Copy out each line of the entries below in which the string "View" appears.

>>>

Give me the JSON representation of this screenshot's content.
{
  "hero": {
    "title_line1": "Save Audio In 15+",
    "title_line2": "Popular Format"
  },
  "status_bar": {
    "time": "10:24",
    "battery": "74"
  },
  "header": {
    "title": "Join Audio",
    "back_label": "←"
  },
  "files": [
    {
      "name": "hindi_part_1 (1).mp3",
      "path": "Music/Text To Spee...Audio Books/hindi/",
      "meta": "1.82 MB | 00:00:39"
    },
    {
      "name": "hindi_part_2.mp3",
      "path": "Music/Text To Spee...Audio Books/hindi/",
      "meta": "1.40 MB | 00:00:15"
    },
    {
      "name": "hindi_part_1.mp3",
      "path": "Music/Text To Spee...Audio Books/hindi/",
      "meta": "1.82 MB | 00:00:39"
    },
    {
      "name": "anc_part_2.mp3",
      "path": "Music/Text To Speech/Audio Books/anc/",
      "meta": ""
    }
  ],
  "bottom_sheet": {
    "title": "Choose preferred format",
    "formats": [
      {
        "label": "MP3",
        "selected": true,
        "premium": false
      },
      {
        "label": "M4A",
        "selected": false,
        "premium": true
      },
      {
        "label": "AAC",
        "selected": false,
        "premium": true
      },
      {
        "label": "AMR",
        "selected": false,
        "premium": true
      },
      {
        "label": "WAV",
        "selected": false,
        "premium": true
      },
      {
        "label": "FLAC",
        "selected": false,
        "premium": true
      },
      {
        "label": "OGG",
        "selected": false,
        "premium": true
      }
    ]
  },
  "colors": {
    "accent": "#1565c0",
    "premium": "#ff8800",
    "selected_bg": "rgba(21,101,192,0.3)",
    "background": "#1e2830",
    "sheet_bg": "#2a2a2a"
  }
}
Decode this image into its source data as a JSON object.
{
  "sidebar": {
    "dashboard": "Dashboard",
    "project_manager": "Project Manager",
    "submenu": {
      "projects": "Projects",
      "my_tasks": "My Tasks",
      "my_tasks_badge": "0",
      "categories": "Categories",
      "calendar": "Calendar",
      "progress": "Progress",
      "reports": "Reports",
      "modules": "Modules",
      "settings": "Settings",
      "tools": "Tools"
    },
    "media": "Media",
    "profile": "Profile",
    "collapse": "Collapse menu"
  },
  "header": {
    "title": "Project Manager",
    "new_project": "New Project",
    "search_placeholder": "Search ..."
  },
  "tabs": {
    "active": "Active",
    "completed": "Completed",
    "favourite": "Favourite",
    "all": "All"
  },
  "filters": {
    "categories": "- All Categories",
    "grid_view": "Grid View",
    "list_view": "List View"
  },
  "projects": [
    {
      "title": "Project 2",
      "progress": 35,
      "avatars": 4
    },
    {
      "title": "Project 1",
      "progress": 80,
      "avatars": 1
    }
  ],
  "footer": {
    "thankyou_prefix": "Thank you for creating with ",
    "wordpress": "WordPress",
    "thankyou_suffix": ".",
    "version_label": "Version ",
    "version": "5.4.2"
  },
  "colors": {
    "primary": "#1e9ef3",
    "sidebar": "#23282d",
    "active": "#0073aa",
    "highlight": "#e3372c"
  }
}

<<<

:: Written response ::
    "grid_view": "Grid View",
    "list_view": "List View"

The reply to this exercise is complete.